**WORK TASK**:
Copy out all lines of the records in which the word "Found" appears.

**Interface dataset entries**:
- - -

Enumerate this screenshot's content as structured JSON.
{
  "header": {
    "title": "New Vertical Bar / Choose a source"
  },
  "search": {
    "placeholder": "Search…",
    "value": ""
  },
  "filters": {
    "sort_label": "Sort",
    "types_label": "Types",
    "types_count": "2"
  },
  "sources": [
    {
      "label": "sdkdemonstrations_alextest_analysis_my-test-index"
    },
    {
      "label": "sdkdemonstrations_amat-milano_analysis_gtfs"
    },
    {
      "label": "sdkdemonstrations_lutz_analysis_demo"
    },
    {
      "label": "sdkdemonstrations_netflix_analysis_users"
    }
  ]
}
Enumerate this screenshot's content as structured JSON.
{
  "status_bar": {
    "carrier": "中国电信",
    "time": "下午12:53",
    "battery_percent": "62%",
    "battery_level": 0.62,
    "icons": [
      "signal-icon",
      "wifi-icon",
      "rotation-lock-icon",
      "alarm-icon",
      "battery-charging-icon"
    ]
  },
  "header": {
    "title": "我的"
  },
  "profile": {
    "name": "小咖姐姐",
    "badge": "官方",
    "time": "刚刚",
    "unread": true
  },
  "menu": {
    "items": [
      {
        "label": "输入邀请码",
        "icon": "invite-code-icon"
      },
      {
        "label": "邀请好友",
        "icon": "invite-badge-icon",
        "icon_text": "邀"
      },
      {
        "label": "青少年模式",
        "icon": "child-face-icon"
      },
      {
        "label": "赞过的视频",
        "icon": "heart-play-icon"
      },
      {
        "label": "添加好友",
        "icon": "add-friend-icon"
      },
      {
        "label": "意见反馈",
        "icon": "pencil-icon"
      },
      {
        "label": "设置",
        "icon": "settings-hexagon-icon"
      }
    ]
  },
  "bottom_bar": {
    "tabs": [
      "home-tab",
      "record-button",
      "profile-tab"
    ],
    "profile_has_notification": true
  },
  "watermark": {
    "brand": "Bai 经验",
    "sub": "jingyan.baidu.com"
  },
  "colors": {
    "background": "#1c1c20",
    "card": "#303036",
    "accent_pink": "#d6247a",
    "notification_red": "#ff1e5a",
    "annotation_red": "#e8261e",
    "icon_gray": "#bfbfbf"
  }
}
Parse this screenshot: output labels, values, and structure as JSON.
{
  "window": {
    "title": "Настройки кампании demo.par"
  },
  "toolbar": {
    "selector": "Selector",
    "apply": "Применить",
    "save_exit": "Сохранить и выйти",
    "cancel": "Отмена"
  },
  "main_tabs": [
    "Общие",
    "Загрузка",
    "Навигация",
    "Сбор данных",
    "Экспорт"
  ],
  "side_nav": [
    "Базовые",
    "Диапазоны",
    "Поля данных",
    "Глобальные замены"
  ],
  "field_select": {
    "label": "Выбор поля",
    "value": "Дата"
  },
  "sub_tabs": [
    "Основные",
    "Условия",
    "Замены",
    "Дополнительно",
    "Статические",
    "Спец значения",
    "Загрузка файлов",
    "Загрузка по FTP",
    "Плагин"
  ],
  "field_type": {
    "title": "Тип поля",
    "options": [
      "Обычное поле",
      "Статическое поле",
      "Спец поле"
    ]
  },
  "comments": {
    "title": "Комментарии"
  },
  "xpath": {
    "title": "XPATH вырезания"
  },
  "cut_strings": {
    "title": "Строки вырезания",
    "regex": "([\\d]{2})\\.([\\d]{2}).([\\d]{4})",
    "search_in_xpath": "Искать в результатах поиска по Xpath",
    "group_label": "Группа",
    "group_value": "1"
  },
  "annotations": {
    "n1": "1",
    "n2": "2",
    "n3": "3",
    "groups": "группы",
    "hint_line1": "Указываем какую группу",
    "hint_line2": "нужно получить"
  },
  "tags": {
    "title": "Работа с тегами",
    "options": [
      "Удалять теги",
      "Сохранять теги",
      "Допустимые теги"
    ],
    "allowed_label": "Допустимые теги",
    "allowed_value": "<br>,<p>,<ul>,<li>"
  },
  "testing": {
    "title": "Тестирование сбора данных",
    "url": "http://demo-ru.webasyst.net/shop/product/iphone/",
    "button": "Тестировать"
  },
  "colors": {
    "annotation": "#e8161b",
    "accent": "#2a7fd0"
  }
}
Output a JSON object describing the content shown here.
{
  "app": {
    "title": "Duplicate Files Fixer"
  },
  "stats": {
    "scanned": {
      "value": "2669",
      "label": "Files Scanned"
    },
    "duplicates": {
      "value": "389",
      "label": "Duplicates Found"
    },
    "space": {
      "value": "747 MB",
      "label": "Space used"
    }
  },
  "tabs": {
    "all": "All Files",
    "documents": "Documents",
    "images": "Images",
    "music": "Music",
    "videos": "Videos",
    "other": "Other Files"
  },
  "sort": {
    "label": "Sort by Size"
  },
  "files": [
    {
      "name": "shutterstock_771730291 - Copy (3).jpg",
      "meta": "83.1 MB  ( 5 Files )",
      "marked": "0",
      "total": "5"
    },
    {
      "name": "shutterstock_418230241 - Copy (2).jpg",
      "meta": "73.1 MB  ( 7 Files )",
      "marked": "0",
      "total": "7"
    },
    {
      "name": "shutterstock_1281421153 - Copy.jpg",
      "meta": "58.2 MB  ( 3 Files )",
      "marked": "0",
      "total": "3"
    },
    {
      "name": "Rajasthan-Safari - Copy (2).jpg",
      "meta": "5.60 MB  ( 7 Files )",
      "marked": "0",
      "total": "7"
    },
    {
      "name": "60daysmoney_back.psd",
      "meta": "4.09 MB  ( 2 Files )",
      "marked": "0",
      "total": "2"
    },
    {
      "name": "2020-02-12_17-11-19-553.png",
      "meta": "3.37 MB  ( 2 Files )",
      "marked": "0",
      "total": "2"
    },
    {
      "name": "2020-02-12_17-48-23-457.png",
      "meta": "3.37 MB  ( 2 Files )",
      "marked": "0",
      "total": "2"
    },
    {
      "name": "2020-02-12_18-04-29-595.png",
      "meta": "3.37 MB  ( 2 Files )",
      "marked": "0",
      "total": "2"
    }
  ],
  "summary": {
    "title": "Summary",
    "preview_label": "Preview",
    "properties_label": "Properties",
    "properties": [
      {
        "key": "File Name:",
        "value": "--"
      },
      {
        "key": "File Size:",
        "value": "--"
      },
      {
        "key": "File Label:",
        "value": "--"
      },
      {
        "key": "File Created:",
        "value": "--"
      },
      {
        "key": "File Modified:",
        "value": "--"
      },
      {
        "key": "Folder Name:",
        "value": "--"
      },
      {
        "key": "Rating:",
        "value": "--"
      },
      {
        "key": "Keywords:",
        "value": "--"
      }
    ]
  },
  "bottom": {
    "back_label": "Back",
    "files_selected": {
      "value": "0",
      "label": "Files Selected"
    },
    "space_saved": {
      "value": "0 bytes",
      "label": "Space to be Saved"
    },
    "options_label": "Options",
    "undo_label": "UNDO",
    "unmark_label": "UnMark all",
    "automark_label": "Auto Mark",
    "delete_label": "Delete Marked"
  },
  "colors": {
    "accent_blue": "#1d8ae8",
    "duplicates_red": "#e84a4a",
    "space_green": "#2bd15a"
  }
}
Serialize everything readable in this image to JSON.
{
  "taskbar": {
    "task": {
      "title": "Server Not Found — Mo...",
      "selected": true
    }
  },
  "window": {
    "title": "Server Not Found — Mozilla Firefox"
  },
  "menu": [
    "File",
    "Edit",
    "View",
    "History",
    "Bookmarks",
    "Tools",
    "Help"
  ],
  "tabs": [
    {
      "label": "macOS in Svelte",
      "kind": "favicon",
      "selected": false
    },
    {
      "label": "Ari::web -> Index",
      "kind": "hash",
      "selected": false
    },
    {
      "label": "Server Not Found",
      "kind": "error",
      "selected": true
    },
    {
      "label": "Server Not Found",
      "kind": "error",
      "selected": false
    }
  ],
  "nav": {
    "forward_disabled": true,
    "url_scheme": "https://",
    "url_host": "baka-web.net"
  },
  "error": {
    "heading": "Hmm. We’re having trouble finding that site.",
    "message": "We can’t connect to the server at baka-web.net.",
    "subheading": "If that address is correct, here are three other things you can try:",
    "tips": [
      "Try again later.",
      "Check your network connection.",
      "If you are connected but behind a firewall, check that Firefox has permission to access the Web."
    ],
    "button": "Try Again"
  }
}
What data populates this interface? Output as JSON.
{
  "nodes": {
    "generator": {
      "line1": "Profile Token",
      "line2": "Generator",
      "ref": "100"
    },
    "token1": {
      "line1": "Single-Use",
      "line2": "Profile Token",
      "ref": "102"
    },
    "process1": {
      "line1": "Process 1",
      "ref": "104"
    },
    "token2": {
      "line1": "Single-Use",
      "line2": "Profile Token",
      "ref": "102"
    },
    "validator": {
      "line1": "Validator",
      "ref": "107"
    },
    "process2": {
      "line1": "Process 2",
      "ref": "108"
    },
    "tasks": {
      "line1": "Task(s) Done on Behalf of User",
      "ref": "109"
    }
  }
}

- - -

**SOLUTION**:
      "label": "Duplicates Found"
      "title": "Server Not Found — Mo...",
    "title": "Server Not Found — Mozilla Firefox"
      "label": "Server Not Found",
      "label": "Server Not Found",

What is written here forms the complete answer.